That’ll Hold ’em

That’ll Hold ‘Em

I have had my share of run-ins with different trades working on the same job.  For some reason electrical boxes prove to be invisible to sheet rockers.  I have been on jobs where more than one electrical box, installed at electrical rough-in, was subsequently covered by sheetrock.  In commercial jobs they can be covered by two layers of sheet rock.

Today a “tick-tracer” can be used to find a box.  Just power up the circuit and go find the hidden box by the live electricity behind the blank wall.  However, before tick-tracers were invented you could get close to the area by holding a straight edge against the wall and looking for a slight bulge.

On a job in Glasgow, Montana we were working on a three story hotel.  When we came back to do finish work on the first floor the boxes were covered and we complained to the sheetrockers.

When they rocked the second floor they went back and cut open the boxes for us.  They didn’t cut around the outside of the box.  The cuts were on the inside of the box footprint.  That did two things.  It left the sheetrock bulged out at the box location due to being hung up on the outside edge; and it chopped up the insulation on the wiring inside the box, leaving us to repair the damage to the wiring.

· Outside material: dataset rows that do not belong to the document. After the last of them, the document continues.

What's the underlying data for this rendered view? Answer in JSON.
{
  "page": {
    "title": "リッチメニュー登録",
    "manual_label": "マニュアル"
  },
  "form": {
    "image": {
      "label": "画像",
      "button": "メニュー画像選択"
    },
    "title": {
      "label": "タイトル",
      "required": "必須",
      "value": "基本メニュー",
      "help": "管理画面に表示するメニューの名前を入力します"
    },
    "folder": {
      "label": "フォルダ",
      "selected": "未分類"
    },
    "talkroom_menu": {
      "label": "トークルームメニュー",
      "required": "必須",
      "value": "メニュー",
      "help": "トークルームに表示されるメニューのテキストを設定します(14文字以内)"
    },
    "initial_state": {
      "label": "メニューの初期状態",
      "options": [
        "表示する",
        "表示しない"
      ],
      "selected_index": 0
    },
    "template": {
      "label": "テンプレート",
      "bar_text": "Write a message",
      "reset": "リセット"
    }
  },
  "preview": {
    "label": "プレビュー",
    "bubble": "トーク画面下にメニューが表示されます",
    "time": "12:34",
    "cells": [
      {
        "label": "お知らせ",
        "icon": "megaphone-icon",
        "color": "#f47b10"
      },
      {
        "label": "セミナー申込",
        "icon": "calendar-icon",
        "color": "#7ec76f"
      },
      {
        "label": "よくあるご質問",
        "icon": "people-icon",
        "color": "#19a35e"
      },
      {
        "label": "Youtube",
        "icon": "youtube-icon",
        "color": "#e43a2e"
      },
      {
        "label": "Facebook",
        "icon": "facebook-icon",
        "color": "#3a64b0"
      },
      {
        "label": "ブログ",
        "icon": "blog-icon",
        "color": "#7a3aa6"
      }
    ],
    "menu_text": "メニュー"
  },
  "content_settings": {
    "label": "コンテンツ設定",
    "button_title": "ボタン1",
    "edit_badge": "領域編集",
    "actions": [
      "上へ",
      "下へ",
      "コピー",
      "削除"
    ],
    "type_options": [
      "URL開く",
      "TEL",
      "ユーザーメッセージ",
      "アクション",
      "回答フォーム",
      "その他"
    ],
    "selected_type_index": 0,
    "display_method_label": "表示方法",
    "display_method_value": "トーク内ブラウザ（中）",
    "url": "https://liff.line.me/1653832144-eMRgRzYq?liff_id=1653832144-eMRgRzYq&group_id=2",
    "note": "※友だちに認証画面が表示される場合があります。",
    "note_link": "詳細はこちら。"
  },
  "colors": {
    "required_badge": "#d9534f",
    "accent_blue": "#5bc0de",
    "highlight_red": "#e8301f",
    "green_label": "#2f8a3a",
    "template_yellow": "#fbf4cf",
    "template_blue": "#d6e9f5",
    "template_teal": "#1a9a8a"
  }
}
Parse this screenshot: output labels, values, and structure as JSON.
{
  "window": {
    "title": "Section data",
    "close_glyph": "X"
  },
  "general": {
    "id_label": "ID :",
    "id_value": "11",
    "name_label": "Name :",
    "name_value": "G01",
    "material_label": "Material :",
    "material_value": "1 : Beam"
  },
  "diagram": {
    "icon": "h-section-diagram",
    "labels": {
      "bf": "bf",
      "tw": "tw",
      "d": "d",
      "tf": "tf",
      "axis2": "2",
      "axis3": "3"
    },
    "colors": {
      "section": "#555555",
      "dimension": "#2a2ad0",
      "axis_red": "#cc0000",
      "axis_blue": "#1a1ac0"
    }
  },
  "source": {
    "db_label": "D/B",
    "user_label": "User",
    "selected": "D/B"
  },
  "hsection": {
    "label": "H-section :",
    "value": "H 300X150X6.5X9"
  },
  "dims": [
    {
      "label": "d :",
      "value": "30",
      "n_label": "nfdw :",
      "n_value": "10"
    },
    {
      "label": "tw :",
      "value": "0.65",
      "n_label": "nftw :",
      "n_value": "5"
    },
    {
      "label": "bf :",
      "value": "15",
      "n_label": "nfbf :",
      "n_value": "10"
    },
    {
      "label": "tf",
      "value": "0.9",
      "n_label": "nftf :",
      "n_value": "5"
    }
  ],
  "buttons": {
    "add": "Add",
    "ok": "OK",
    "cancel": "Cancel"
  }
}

On the third floor when we finished the rough-in I left the power on to the circuits when we left.  When the sheetrockers started cutting into the live wires, the live circuits burned the dickens out of their saw blades.

The carpenters and sheetrockers were not all that happy with us but it was the last floor and we all lived through it.

Another thing I have run into with the guys that do taping and mudding is an electrical box full of plaster.  When perf-a-taping a joint if they had too much plaster they sometimes filled our boxes with it.

One of the men I worked with returned to a job to put in the switches and receptacles to find that all the openings in the kitchen had been filled with plaster.  The tapers (we called them “mudders”) had plugged our boxes and finished the walls so that the boxes couldn’t be found.

The electrician complained to the mudders and their reply was “That’s your problem.  You find them.”  So the electrician took a hammer and started down a horizontal pathway where the boxes should have been, pounding holes in the sheetrock.

The mudders came in screaming; “What are you doing?”

He replied; “You covered them, I’m finding them.”

I thought they were going to kill him.  But it did a good job of adjusting attitudes.

By the way – the electrician’s name was Buster.